WHAT THE EXERCISE ASKS ->
Could you copy each line of the listing that holds "this"?

RECORDS SUPPLIED ->
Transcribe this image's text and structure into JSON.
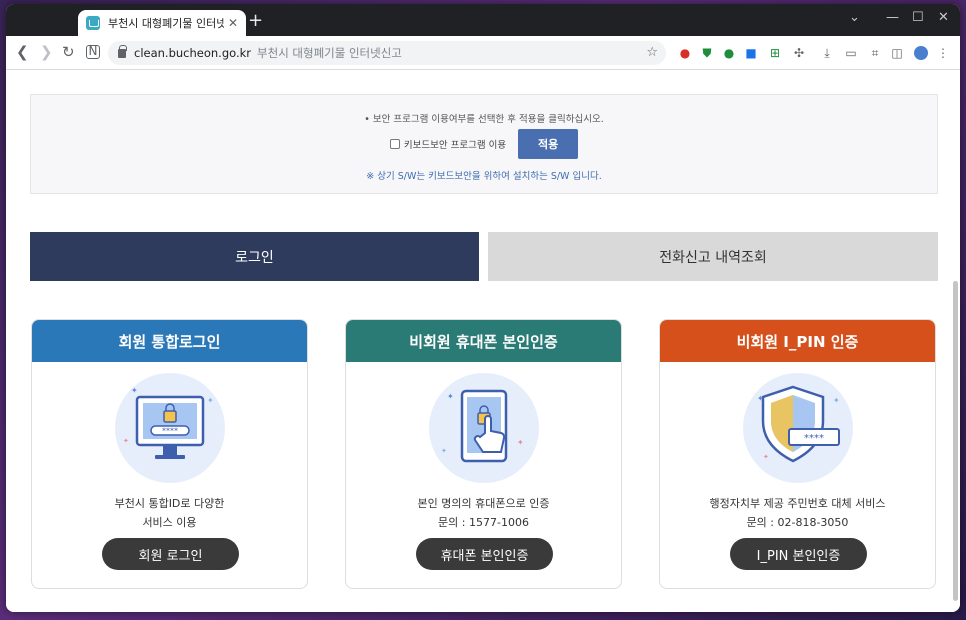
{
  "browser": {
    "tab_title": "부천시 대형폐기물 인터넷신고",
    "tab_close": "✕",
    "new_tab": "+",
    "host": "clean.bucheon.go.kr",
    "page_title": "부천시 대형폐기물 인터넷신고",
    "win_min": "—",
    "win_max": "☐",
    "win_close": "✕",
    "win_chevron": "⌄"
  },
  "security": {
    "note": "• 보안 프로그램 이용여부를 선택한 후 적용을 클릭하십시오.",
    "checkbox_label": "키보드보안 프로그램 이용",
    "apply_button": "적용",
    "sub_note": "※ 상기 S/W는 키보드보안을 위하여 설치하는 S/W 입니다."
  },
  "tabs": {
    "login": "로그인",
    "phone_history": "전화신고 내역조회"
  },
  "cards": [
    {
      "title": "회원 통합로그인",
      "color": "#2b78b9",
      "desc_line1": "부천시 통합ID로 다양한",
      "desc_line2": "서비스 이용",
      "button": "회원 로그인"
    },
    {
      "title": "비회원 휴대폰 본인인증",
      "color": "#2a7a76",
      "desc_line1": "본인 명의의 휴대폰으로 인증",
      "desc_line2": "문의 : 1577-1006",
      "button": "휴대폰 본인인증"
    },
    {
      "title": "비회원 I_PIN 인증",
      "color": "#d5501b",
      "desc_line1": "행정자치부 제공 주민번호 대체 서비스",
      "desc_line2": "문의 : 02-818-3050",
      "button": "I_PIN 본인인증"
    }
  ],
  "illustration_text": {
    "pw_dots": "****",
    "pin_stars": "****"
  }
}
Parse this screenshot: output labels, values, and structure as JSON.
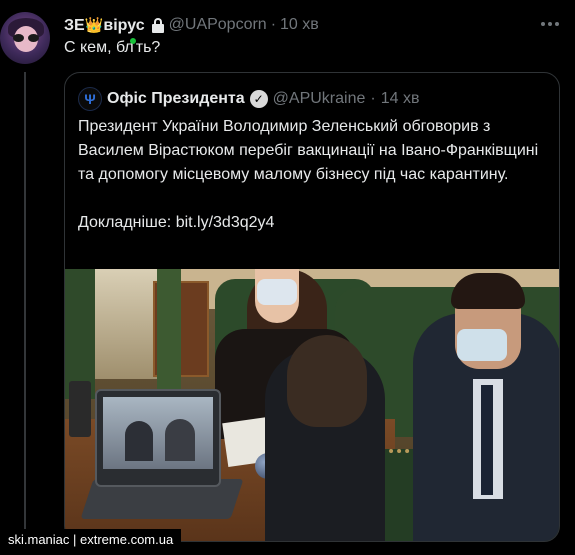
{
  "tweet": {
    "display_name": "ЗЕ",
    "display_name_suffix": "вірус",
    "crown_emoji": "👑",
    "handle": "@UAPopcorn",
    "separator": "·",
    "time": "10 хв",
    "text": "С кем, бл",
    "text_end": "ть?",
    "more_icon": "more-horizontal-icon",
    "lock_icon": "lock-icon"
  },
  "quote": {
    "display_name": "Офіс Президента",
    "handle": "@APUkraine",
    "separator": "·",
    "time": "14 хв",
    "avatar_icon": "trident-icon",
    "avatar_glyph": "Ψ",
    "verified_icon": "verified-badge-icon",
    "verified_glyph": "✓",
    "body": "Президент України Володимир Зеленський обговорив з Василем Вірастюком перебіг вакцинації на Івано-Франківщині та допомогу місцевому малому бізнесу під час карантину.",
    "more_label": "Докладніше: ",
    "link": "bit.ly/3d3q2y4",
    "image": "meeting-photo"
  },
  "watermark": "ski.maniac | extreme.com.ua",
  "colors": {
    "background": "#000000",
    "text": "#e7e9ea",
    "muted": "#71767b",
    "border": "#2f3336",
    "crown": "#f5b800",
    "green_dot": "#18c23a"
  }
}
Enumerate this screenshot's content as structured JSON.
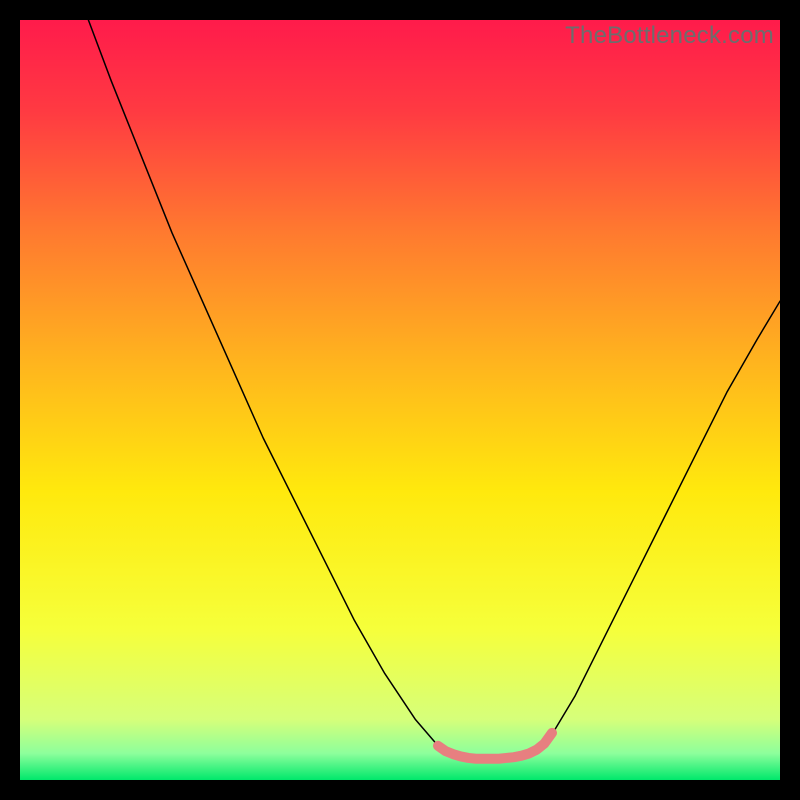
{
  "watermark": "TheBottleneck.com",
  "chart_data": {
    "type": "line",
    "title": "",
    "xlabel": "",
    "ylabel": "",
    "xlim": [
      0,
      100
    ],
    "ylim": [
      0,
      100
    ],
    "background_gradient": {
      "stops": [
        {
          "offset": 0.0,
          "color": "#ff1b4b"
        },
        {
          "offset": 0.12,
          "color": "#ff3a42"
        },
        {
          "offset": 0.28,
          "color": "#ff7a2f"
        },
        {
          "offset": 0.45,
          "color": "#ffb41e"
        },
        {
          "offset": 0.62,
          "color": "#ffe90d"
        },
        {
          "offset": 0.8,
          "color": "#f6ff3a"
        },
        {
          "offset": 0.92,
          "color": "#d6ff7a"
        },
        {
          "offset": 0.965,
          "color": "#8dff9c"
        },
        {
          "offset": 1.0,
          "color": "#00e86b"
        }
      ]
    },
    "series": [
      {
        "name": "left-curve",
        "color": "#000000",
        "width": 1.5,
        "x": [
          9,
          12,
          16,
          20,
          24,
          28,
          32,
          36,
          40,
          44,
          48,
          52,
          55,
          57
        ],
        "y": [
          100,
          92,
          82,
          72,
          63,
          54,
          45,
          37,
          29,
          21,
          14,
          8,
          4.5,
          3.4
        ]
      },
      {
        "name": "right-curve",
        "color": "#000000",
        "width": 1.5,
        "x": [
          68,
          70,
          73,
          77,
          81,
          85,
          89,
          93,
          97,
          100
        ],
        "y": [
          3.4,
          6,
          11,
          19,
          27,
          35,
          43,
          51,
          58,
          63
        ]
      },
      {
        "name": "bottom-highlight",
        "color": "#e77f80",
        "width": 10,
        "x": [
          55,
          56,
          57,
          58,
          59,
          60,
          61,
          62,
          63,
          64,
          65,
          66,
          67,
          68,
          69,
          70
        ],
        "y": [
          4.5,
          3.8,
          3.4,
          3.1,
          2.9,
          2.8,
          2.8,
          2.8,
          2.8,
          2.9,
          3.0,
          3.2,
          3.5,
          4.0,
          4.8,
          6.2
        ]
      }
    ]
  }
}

OUTPUT OF THE TASK ->
Transcribe this image's text and structure into JSON.
Parse this screenshot: output labels, values, and structure as JSON.
Enumerate this screenshot's content as structured JSON.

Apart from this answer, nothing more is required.